|Title||De Novo Transcriptome Assembly and Analyses of Gene Expression during Photomorphogenesis in Diploid Wheat Triticum monococcum.|
|Publication Type||Journal Article|
|Year of Publication||2014|
|Authors||Fox, SE, Geniza, M, Hanumappa, M, Naithani, S, Sullivan, CM, Preece, J, Tiwari, VIK, Elser, J, Leonard, JM, Sage, A, Gresham, C, Kerhornou, A, Bolser, D, McCarthy, F, Kersey, P, Lazo, GR, Jaiswal, P|
|Keywords||de novo transcriptome assembly, photomorphogenesis, RNA-Seq, Triticum monococcum, wheat A genome|
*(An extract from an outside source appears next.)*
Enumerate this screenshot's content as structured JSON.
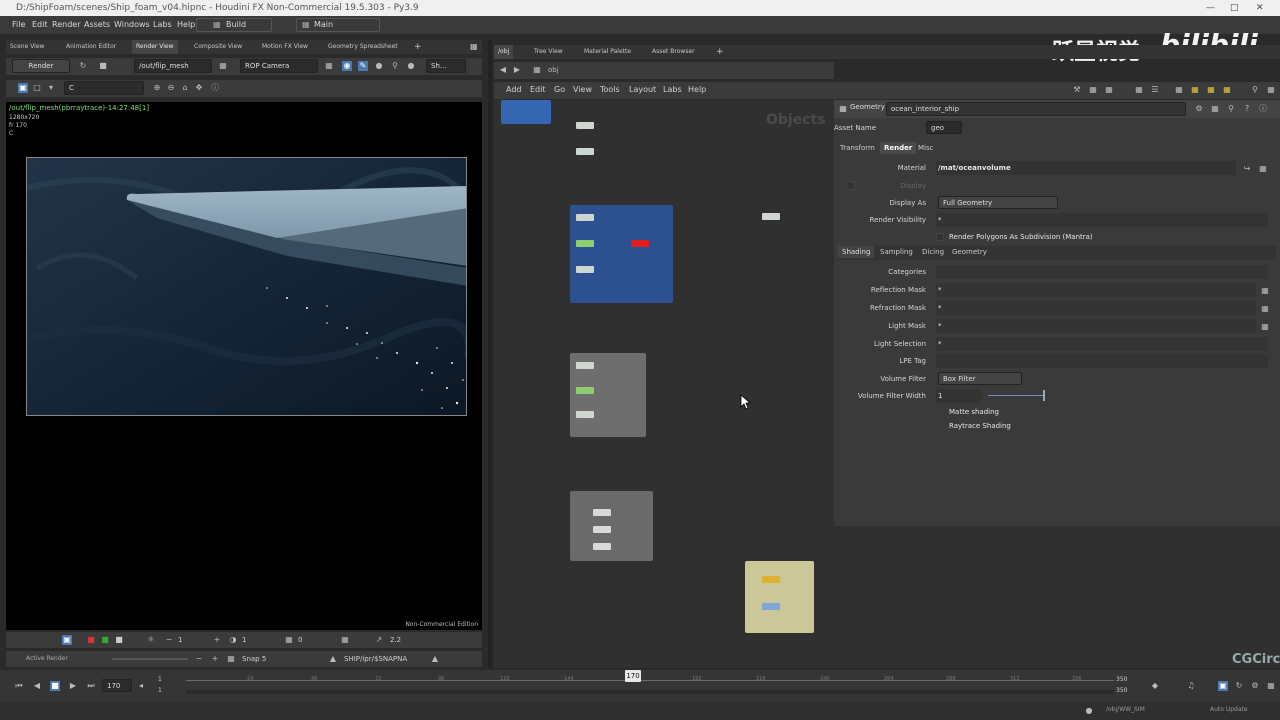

Background Triticum monococcum (2n) is a close ancestor of T. urartu, the A-genome progenitor of cultivated hexaploid wheat, and is therefore a useful model for the study of components regulating photomorphogenesis in diploid wheat. In order to develop genetic and genomic resources for such a study, we constructed genome-wide transcriptomes of two Triticum monococcum subspecies, the wild winter wheat T. monococcum ssp. aegilopoides (accession G3116) and the domesticated spring wheat T. monococcum ssp. monococcum (accession DV92) by generating de novo assemblies of RNA-Seq data derived from both etiolated and green seedlings. Principal Findings The de novo transcriptome assemblies of DV92 and G3116 represent 120,911 and 117,969 transcripts, respectively. We successfully mapped 90% of these transcripts from each accession to barley and 95% of the transcripts to T. urartu genomes. However, only 77% transcripts mapped to the annotated barley genes and 85% transcripts mapped to the annotated T. urartu genes. Differential gene expression analyses revealed 22% more light up-regulated and 35% more light down-regulated transcripts in the G3116 transcriptome compared to DV92. The DV92 and G3116 mRNA sequence reads aligned against the reference barley genome led to the identification of 500,000 single nucleotide polymorphism (SNP) and 22,000 simple sequence repeat (SSR) sites. Conclusions De novo transcriptome assemblies of two accessions of the diploid wheat T. monococcum provide new empirical transcriptome references for improving Triticeae genome annotations, and insights into transcriptional programming during photomorphogenesis. The SNP and SSR sites identified in our analysis provide additional resources for the development of molecular markers.